++++ Records provided

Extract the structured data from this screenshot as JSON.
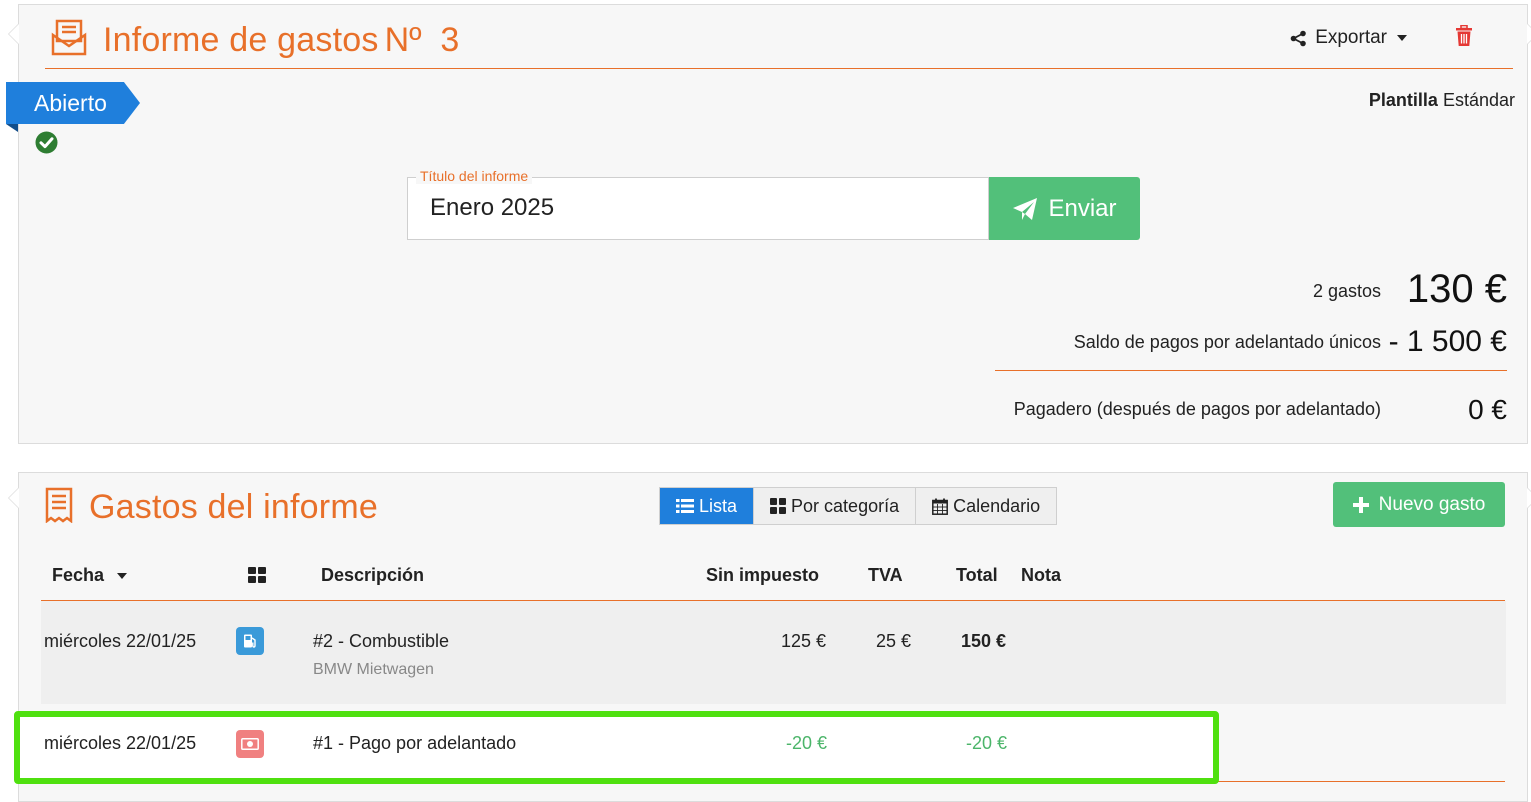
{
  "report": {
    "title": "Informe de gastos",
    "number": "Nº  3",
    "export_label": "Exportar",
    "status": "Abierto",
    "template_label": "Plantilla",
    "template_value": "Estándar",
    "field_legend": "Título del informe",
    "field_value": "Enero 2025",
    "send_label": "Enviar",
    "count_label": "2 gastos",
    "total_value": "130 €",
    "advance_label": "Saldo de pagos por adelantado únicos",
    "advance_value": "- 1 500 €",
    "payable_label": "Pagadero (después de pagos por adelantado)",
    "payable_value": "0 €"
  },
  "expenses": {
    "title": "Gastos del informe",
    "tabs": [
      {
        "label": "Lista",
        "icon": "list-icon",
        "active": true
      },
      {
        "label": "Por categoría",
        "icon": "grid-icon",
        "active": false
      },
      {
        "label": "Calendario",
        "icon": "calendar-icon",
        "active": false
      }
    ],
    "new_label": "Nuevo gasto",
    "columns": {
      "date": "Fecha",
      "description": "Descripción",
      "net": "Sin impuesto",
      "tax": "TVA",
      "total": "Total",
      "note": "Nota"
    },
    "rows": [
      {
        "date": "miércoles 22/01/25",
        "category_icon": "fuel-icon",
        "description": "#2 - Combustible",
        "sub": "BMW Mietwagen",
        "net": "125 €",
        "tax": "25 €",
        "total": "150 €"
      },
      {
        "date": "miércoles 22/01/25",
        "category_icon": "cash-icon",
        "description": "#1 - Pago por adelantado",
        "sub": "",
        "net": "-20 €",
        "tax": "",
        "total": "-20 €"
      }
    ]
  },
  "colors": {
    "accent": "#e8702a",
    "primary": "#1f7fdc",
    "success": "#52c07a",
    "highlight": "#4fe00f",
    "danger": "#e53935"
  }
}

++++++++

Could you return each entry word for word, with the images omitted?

Extract the structured data from this screenshot as JSON.
{
  "report": {
    "title": "Informe de gastos",
    "number": "Nº  3",
    "export_label": "Exportar",
    "status": "Abierto",
    "template_label": "Plantilla",
    "template_value": "Estándar",
    "field_legend": "Título del informe",
    "field_value": "Enero 2025",
    "send_label": "Enviar",
    "count_label": "2 gastos",
    "total_value": "130 €",
    "advance_label": "Saldo de pagos por adelantado únicos",
    "advance_value": "- 1 500 €",
    "payable_label": "Pagadero (después de pagos por adelantado)",
    "payable_value": "0 €"
  },
  "expenses": {
    "title": "Gastos del informe",
    "tabs": [
      {
        "label": "Lista",
        "icon": "list-icon",
        "active": true
      },
      {
        "label": "Por categoría",
        "icon": "grid-icon",
        "active": false
      },
      {
        "label": "Calendario",
        "icon": "calendar-icon",
        "active": false
      }
    ],
    "new_label": "Nuevo gasto",
    "columns": {
      "date": "Fecha",
      "description": "Descripción",
      "net": "Sin impuesto",
      "tax": "TVA",
      "total": "Total",
      "note": "Nota"
    },
    "rows": [
      {
        "date": "miércoles 22/01/25",
        "category_icon": "fuel-icon",
        "description": "#2 - Combustible",
        "sub": "BMW Mietwagen",
        "net": "125 €",
        "tax": "25 €",
        "total": "150 €"
      },
      {
        "date": "miércoles 22/01/25",
        "category_icon": "cash-icon",
        "description": "#1 - Pago por adelantado",
        "sub": "",
        "net": "-20 €",
        "tax": "",
        "total": "-20 €"
      }
    ]
  },
  "colors": {
    "accent": "#e8702a",
    "primary": "#1f7fdc",
    "success": "#52c07a",
    "highlight": "#4fe00f",
    "danger": "#e53935"
  }
}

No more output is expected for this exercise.